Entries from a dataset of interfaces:
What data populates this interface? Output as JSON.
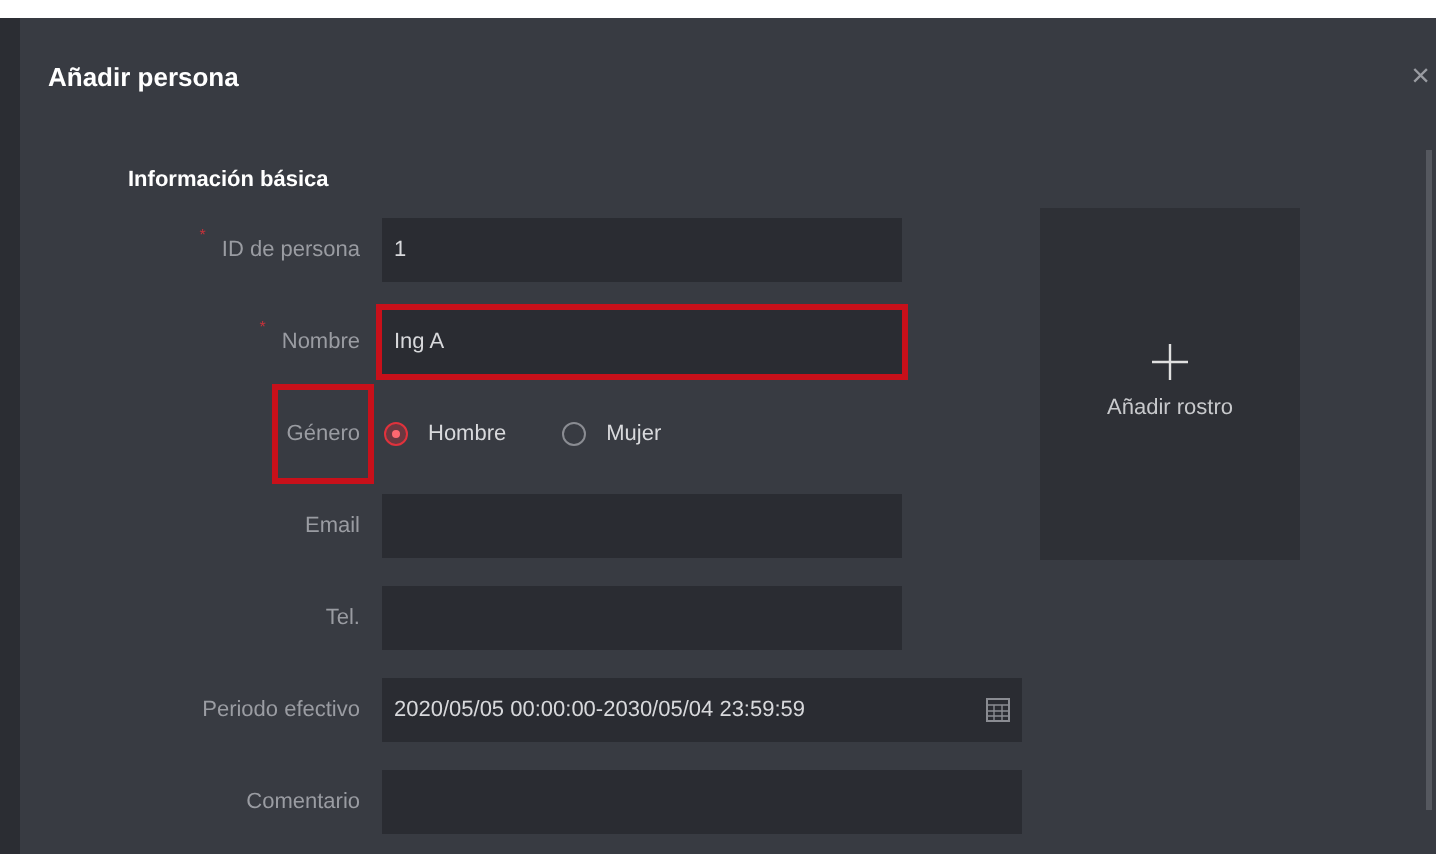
{
  "dialog": {
    "title": "Añadir persona",
    "close": "×"
  },
  "section": {
    "title": "Información básica"
  },
  "rows": [
    {
      "kind": "text",
      "label": "ID de persona",
      "required_mark": "*",
      "value": "1",
      "wide": false,
      "label_highlighted": false,
      "field_highlighted": false
    },
    {
      "kind": "text",
      "label": "Nombre",
      "required_mark": "*",
      "value": "Ing A",
      "wide": false,
      "label_highlighted": false,
      "field_highlighted": true
    },
    {
      "kind": "radio",
      "label": "Género",
      "label_highlighted": true,
      "options": [
        {
          "label": "Hombre",
          "selected": true
        },
        {
          "label": "Mujer",
          "selected": false
        }
      ]
    },
    {
      "kind": "text",
      "label": "Email",
      "value": "",
      "wide": false,
      "label_highlighted": false,
      "field_highlighted": false
    },
    {
      "kind": "text",
      "label": "Tel.",
      "value": "",
      "wide": false,
      "label_highlighted": false,
      "field_highlighted": false
    },
    {
      "kind": "date",
      "label": "Periodo efectivo",
      "value": "2020/05/05 00:00:00-2030/05/04 23:59:59",
      "wide": true,
      "label_highlighted": false,
      "field_highlighted": false
    },
    {
      "kind": "text",
      "label": "Comentario",
      "value": "",
      "wide": true,
      "label_highlighted": false,
      "field_highlighted": false
    }
  ],
  "face": {
    "label": "Añadir rostro"
  }
}
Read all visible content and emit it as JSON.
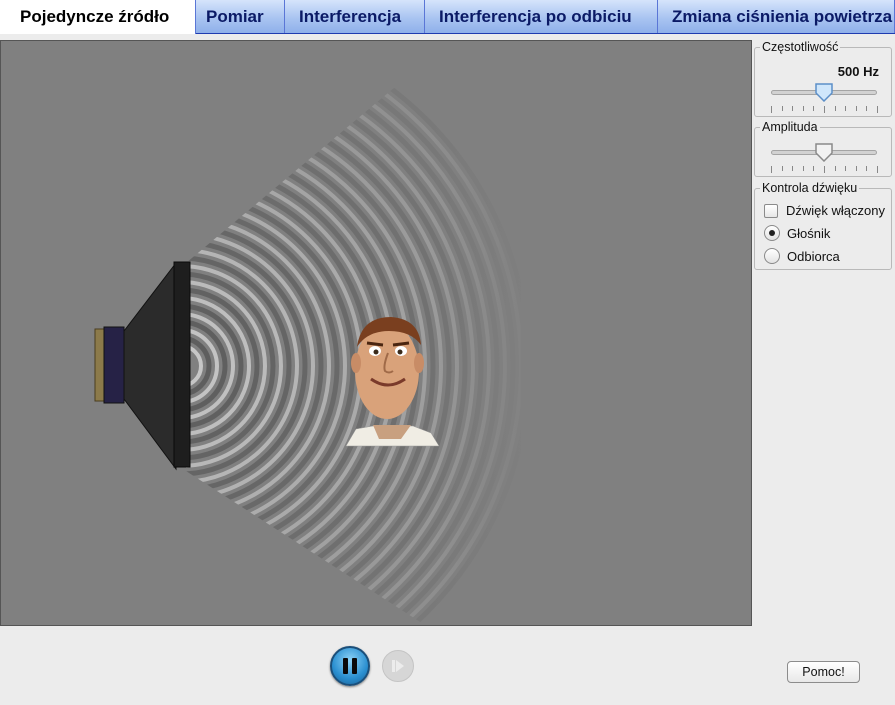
{
  "tabs": [
    {
      "label": "Pojedyncze źródło",
      "active": true
    },
    {
      "label": "Pomiar",
      "active": false
    },
    {
      "label": "Interferencja",
      "active": false
    },
    {
      "label": "Interferencja po odbiciu",
      "active": false
    },
    {
      "label": "Zmiana ciśnienia powietrza",
      "active": false
    }
  ],
  "controls": {
    "frequency": {
      "title": "Częstotliwość",
      "value": "500 Hz",
      "level": 0.5
    },
    "amplitude": {
      "title": "Amplituda",
      "level": 0.5
    },
    "sound": {
      "title": "Kontrola dźwięku",
      "enabled_label": "Dźwięk włączony",
      "enabled": false,
      "speaker_label": "Głośnik",
      "listener_label": "Odbiorca",
      "selected": "speaker"
    }
  },
  "playback": {
    "state": "playing"
  },
  "help_label": "Pomoc!",
  "colors": {
    "tab_active": "#ffffff",
    "tab_inactive": "#a9c4f1",
    "sim_bg": "#808080",
    "accent": "#2a8fd0"
  },
  "icons": [
    "pause-icon",
    "step-icon",
    "speaker-icon",
    "listener-face-icon"
  ]
}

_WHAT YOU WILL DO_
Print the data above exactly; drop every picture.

_OUTPUT FOR THIS EXERCISE_
What data populates this interface? Output as JSON.
{
  "dialog": {
    "title": "Añadir persona",
    "close": "×"
  },
  "section": {
    "title": "Información básica"
  },
  "rows": [
    {
      "kind": "text",
      "label": "ID de persona",
      "required_mark": "*",
      "value": "1",
      "wide": false,
      "label_highlighted": false,
      "field_highlighted": false
    },
    {
      "kind": "text",
      "label": "Nombre",
      "required_mark": "*",
      "value": "Ing A",
      "wide": false,
      "label_highlighted": false,
      "field_highlighted": true
    },
    {
      "kind": "radio",
      "label": "Género",
      "label_highlighted": true,
      "options": [
        {
          "label": "Hombre",
          "selected": true
        },
        {
          "label": "Mujer",
          "selected": false
        }
      ]
    },
    {
      "kind": "text",
      "label": "Email",
      "value": "",
      "wide": false,
      "label_highlighted": false,
      "field_highlighted": false
    },
    {
      "kind": "text",
      "label": "Tel.",
      "value": "",
      "wide": false,
      "label_highlighted": false,
      "field_highlighted": false
    },
    {
      "kind": "date",
      "label": "Periodo efectivo",
      "value": "2020/05/05 00:00:00-2030/05/04 23:59:59",
      "wide": true,
      "label_highlighted": false,
      "field_highlighted": false
    },
    {
      "kind": "text",
      "label": "Comentario",
      "value": "",
      "wide": true,
      "label_highlighted": false,
      "field_highlighted": false
    }
  ],
  "face": {
    "label": "Añadir rostro"
  }
}
Read all visible content and emit it as JSON.
{
  "tabs": [
    {
      "label": "Pojedyncze źródło",
      "active": true
    },
    {
      "label": "Pomiar",
      "active": false
    },
    {
      "label": "Interferencja",
      "active": false
    },
    {
      "label": "Interferencja po odbiciu",
      "active": false
    },
    {
      "label": "Zmiana ciśnienia powietrza",
      "active": false
    }
  ],
  "controls": {
    "frequency": {
      "title": "Częstotliwość",
      "value": "500 Hz",
      "level": 0.5
    },
    "amplitude": {
      "title": "Amplituda",
      "level": 0.5
    },
    "sound": {
      "title": "Kontrola dźwięku",
      "enabled_label": "Dźwięk włączony",
      "enabled": false,
      "speaker_label": "Głośnik",
      "listener_label": "Odbiorca",
      "selected": "speaker"
    }
  },
  "playback": {
    "state": "playing"
  },
  "help_label": "Pomoc!",
  "colors": {
    "tab_active": "#ffffff",
    "tab_inactive": "#a9c4f1",
    "sim_bg": "#808080",
    "accent": "#2a8fd0"
  },
  "icons": [
    "pause-icon",
    "step-icon",
    "speaker-icon",
    "listener-face-icon"
  ]
}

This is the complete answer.